Through it all, Max Kellerman’s afternoon television show This Just In could be canceled in order to slot Pat McAfee’s show into the daily programming lineup. Kellerman’s show airs from 2 to 3 p.m. EST, meaning more moves could be on the way to hold McAfee’s statement that his show will air immediately following First Take, which concludes at noon.
Employee morale at ESPN’s headquarters in Bristol is reportedly quite low, with people questioning why the company chose to pay McAfee and lay off a litany of its dedicated and longtime staffers.
The company is beginning its latest phase of layoffs this week with Vice President of Research, Insights and Analytics Barry Blyn receiving a pink slip Wednesday morning. More names are surely to follow as The Worldwide Leader looks to do its part to contribute to Disney cutting $5.5 billion in costs. The final round is expected to impact 2,500 employees in different areas of the company.
The company expects to report its own earnings for the first time this November, and sources have stated that the numbers will be impressive.

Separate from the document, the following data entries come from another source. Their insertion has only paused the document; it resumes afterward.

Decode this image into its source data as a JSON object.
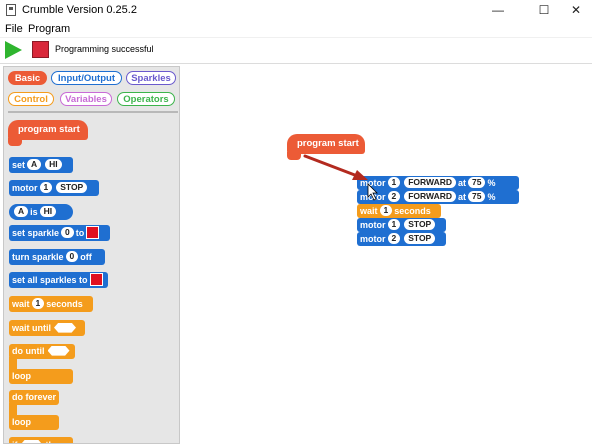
{
  "window": {
    "title": "Crumble Version 0.25.2",
    "minimize_glyph": "—",
    "maximize_glyph": "☐",
    "close_glyph": "✕"
  },
  "menu": [
    {
      "label": "File"
    },
    {
      "label": "Program"
    }
  ],
  "toolbar": {
    "status": "Programming successful"
  },
  "palette": {
    "tabs": [
      {
        "label": "Basic",
        "color": "#ec5b36",
        "active": true
      },
      {
        "label": "Input/Output",
        "color": "#1f6fd1"
      },
      {
        "label": "Sparkles",
        "color": "#6a5acd"
      },
      {
        "label": "Control",
        "color": "#f49c1c"
      },
      {
        "label": "Variables",
        "color": "#c86bd6"
      },
      {
        "label": "Operators",
        "color": "#3cb44b"
      }
    ],
    "blocks": {
      "program_start": "program start",
      "set_word": "set",
      "set_var": "A",
      "set_val": "HI",
      "motor_word": "motor",
      "motor_num": "1",
      "motor_state": "STOP",
      "cond_var": "A",
      "cond_is": "is",
      "cond_val": "HI",
      "sparkle_word": "set sparkle",
      "sparkle_num": "0",
      "sparkle_to": "to",
      "turn_word": "turn sparkle",
      "turn_num": "0",
      "turn_off": "off",
      "all_word": "set all sparkles to",
      "wait_word": "wait",
      "wait_num": "1",
      "wait_unit": "seconds",
      "wait_until": "wait until",
      "do_until": "do until",
      "loop1": "loop",
      "do_forever": "do forever",
      "loop2": "loop",
      "if_word": "if",
      "then_word": "then"
    }
  },
  "program": {
    "start": "program start",
    "lines": [
      {
        "kind": "motor",
        "word": "motor",
        "num": "1",
        "dir": "FORWARD",
        "at": "at",
        "speed": "75",
        "unit": "%"
      },
      {
        "kind": "motor",
        "word": "motor",
        "num": "2",
        "dir": "FORWARD",
        "at": "at",
        "speed": "75",
        "unit": "%"
      },
      {
        "kind": "wait",
        "word": "wait",
        "num": "1",
        "unit": "seconds"
      },
      {
        "kind": "stop",
        "word": "motor",
        "num": "1",
        "state": "STOP"
      },
      {
        "kind": "stop",
        "word": "motor",
        "num": "2",
        "state": "STOP"
      }
    ]
  },
  "colors": {
    "blue": "#1f6fd1",
    "orange": "#f49c1c",
    "red": "#ec5b36",
    "arrow": "#b32a1f",
    "play": "#2fb52f",
    "stop": "#d9283b"
  }
}
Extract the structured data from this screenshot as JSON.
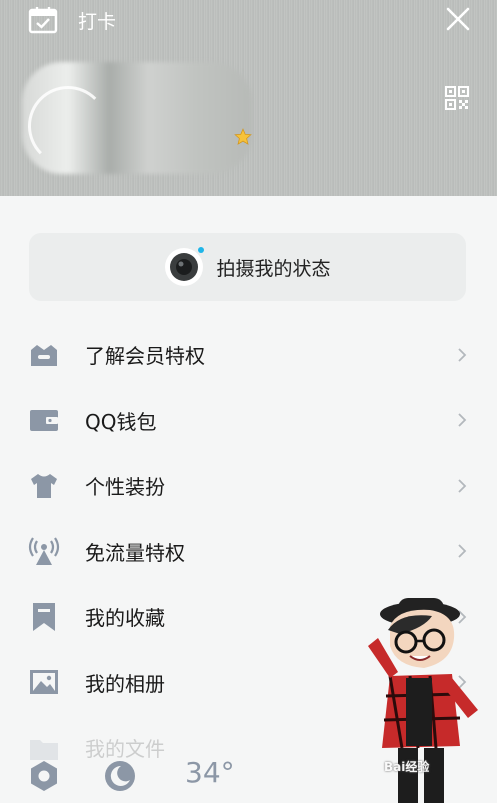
{
  "header": {
    "checkin_label": "打卡"
  },
  "status_button": {
    "label": "拍摄我的状态"
  },
  "menu": {
    "items": [
      {
        "label": "了解会员特权",
        "icon": "crown-icon"
      },
      {
        "label": "QQ钱包",
        "icon": "wallet-icon"
      },
      {
        "label": "个性装扮",
        "icon": "shirt-icon"
      },
      {
        "label": "免流量特权",
        "icon": "signal-tower-icon"
      },
      {
        "label": "我的收藏",
        "icon": "bookmark-icon"
      },
      {
        "label": "我的相册",
        "icon": "photo-icon"
      },
      {
        "label": "我的文件",
        "icon": "folder-icon"
      }
    ]
  },
  "bottom": {
    "temperature": "34°"
  },
  "watermark": "Bai经验",
  "colors": {
    "icon_gray": "#8c97a6",
    "status_bg": "#ebeded",
    "accent_dot": "#1fb5e8"
  }
}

Conducting the layoffs in separate rounds and saving on-air talent for last, however, has certainly played a role in public perception of the moves, and this week’s round will largely impact executives and other personnel behind the scenes.
Sports TV News
Eli Manning: ‘People Enjoy’ When ManningCast Has to Apologize for Language
“We get a lot of curse words, some from Peyton, some from guests.”
The ManningCast on ESPN has become appointment viewing for select Monday Night Football games. Eli Manning loves the fun, laid-back nature of the show he and brother Peyton put on for fans.
But with live TV, sometimes unpredictable things happen, and sometimes people use profanity. Eli, speaking on Tuesday at the 4se sports and entertainment event in New York City, said viewers get a kick out of when the two let occasional profanities slip and have to scramble to say sorry.
“We get a lot of curse words, some from Peyton, some from guests,” he said. “I feel like we’re apologizing for a lot of things on the show, but I guess people enjoy that part.”
Manning has said previously that the goal is for viewers to get the sense that Peyton and Eli are right there with them on their couch watching the game. Eli said it’s been fun getting to show some authenticity now that he’s retired.
“When I was playing, there was a conscious effort; I didn’t want either my fans or coaches to think I had a life outside of football,” he said. “Once I retired, I realized I didn’t have to hold back.”
Jordan Bondurant is a features reporter for Barrett Sports Media. He’s a multimedia journalist and communicator who works at the Virginia State Corporation Commission in Richmond. Jordan also contributes occasional coverage of the Washington Capitals for the blog NoVa Caps. His prior media experiences include working for the Richmond Times-Dispatch, the Danville Register & Bee, Virginia Lawyers Weekly, WRIC-TV 8News and Audacy Richmond. He can be reached by email at email@example.com or follow him on Twitter @J__Bondurant.